To understand whether we need to mimic the developed markets in coming up with regulation to curb excessive risk-taking, let us examine whether we need to move in the direction of encouraging innovation and risk-taking in financial markets or limiting the same. There are both costs and benefits to increasing the degree of risk-taking (and concomitant innovation). While the developed countries have witnessed considerable innovation in the financial sector over the last two decades, financial sector innovation in India is still in its infancy. These developed countries have already reaped the benefits from financial sector innovation and are arguably paying the costs from excessive risk-taking now. However, this is certainly not the case in India. To put it differently, while the US, UK and Europe find themselves to the right of the optimal level of risk-taking, it is a no-brainer that India lies far to the left of the optimal level of innovation and risk-taking in the financial sector. Therefore, in the Indian context, the benefits from greater innovation and risk-taking dominate the potential costs from the same.

Let me explain in detail. A key challenge for our financial sector stems from our heavy reliance on traditional commercial banking to provide credit to the corporate and household sector. While such a system may have been adequate during the early stages our development, the lack of a rich suite of products for hedging and risk management now constrains the real economy, which has become considerably more complex since the 1990s.

There are several reasons for this: First, in the absence of deep and liquid debt markets, the ability of banks to grow their loan portfolio is limited by their access to deposits. Second, even now, banks are not well placed to meet the significant needs we have with respect to long-term infrastructure financing. The size, maturity and illiquidity of such loans makes them unsuitable for traditional commercial bank financing. While our infrastructure needs are enormous, infrastructure financing remains largely dependent on bank financing, with all its attendant inadequacies and risks. Third, access to credit and financial services available to SMEs and households is still woefully inadequate. Fourth, with only 40% of the population accessing the formal banking sector, there is a significant potential to mobilise the savings of the remaining population.

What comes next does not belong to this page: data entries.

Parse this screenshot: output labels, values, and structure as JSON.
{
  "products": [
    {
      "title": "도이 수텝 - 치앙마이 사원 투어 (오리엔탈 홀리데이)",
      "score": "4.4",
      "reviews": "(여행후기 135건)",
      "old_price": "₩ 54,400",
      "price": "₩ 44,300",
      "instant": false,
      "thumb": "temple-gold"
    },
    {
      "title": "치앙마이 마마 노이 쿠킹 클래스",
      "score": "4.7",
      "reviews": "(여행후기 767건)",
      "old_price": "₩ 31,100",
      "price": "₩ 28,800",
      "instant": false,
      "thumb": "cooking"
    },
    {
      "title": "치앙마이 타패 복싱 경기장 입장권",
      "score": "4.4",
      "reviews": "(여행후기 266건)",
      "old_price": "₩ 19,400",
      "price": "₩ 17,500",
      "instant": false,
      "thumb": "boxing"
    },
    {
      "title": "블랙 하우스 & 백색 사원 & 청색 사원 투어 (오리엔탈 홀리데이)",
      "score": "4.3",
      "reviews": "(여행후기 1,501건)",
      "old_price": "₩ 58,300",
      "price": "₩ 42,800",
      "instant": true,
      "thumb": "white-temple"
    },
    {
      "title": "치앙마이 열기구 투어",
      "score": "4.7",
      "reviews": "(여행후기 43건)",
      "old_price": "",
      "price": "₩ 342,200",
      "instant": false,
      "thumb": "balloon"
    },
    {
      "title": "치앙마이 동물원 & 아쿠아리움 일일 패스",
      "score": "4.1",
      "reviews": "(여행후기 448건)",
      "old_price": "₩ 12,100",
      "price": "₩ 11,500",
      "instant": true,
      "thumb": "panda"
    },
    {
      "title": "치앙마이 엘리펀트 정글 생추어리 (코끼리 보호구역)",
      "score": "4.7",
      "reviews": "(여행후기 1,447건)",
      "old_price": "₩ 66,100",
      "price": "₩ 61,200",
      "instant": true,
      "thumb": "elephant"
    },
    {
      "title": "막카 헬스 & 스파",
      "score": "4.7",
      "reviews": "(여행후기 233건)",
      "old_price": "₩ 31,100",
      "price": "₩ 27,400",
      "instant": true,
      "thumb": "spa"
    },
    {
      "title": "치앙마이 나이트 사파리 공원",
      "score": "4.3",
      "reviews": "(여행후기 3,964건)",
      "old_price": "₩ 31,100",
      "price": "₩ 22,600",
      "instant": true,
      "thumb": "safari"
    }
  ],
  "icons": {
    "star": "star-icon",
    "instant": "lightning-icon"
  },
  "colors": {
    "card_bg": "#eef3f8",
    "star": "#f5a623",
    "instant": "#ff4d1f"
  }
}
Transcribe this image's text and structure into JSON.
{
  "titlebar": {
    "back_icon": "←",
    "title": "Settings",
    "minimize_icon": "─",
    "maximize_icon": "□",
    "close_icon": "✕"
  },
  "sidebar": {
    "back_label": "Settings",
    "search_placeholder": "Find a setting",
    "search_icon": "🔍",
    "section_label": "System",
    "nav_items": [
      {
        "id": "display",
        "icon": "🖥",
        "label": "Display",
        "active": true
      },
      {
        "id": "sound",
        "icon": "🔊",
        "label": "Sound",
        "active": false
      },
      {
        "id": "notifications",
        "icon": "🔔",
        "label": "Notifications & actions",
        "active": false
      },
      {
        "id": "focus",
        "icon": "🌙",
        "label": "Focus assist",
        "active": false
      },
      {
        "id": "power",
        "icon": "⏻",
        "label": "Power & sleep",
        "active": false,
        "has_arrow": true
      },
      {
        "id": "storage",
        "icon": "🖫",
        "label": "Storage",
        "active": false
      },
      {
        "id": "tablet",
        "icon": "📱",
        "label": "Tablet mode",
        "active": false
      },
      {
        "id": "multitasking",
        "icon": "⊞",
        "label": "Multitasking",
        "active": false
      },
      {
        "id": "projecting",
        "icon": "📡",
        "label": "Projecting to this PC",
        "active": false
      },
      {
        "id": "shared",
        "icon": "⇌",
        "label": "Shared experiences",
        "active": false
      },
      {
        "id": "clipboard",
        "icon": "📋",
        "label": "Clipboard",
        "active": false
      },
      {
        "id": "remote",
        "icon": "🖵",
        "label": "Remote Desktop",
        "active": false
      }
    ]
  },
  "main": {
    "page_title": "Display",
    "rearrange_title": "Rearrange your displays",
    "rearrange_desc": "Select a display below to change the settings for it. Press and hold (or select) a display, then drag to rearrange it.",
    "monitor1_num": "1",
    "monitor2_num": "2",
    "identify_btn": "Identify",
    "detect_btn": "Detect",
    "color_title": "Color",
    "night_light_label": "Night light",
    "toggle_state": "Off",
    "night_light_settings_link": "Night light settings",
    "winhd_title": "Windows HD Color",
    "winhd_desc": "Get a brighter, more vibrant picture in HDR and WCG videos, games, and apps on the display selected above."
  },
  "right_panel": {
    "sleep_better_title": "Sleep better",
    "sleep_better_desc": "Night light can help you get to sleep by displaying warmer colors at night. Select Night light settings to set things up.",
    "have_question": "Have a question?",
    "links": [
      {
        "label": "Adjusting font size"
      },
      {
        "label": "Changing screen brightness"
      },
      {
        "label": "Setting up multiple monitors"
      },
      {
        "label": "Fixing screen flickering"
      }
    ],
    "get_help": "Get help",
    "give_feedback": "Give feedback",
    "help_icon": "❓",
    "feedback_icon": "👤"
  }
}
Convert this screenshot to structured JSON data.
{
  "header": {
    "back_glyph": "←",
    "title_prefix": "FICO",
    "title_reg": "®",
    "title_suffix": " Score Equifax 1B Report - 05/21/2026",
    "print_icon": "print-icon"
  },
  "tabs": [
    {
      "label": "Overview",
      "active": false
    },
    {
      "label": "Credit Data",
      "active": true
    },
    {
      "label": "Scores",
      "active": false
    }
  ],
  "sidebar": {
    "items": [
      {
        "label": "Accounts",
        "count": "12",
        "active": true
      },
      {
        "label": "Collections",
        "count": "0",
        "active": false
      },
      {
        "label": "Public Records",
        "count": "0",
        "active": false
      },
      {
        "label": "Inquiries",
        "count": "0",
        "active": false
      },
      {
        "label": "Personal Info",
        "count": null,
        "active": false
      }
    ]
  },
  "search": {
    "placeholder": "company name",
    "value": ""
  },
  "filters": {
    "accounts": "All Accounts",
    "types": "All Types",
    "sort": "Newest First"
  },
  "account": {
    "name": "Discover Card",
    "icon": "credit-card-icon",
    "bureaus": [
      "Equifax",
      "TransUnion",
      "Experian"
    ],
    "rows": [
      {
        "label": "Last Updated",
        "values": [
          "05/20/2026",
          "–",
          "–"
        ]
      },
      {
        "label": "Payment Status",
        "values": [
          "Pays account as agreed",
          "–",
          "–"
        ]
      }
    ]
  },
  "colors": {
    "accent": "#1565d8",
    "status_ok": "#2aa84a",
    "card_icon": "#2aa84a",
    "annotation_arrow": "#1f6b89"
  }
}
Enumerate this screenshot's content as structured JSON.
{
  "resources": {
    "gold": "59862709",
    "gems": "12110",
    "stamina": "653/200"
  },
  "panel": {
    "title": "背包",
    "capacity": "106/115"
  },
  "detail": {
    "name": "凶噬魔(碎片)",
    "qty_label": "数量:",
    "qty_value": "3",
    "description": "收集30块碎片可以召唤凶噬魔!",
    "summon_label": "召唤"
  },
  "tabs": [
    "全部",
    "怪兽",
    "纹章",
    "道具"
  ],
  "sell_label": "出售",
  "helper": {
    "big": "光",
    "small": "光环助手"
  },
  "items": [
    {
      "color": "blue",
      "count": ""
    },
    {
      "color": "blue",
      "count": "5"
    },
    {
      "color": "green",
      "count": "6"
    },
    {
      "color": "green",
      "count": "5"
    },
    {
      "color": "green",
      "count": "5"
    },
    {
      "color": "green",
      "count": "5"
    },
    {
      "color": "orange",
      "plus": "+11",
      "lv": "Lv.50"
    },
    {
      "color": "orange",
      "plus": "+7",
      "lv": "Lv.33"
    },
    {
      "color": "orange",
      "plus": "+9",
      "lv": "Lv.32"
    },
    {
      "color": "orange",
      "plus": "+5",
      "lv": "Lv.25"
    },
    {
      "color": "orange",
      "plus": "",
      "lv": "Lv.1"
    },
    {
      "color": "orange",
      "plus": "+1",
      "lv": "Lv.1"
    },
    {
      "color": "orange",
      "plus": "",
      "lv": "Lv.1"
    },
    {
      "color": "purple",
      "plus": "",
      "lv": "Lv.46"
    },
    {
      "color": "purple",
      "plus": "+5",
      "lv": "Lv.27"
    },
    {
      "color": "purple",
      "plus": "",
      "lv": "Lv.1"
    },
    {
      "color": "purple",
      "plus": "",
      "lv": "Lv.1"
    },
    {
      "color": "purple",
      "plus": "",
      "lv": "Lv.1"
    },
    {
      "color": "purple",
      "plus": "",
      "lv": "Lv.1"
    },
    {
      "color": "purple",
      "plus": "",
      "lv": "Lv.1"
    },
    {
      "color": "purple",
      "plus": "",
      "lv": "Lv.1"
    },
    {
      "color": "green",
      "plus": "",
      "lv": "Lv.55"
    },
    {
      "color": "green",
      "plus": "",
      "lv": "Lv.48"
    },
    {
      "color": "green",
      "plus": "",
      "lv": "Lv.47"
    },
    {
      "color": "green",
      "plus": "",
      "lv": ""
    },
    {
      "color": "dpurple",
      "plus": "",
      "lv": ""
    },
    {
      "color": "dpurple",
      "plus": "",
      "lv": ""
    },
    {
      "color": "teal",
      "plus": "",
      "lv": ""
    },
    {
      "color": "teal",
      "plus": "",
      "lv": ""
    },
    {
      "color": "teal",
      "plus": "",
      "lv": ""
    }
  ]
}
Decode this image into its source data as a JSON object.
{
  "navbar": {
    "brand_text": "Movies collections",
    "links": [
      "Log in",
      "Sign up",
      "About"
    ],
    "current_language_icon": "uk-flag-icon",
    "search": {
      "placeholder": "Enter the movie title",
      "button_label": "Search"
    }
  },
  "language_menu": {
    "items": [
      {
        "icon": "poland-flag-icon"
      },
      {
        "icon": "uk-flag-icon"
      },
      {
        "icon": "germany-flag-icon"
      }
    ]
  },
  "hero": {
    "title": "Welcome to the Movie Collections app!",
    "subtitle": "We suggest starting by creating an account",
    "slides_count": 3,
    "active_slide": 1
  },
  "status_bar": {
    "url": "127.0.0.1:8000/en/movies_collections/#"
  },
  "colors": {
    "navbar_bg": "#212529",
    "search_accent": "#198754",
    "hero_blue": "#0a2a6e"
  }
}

When commercial banks cannot fully diversify away the credit risk in their loan portfolios, the banking sector satiate the credit needs of the above categories of borrowers. In this connection, further progress in the development of an active securitisation market for consumers and small business loans would facilitate greater access to credit, by enabling risks to be shared by banks and other investors. Such securitisations, executed prudently, would help to broaden the investor base and allow for the conversion of longer-term amortising loans into instruments more suitable for investors. This development would have the added benefit of facilitating better diversification by banks of their credit and maturity risks, while providing investors with the opportunity to earn higher yields by taking on some of the risks of underlying loans.

(To be concluded)

The author teaches finance at the Indian School of Business, Hyderabad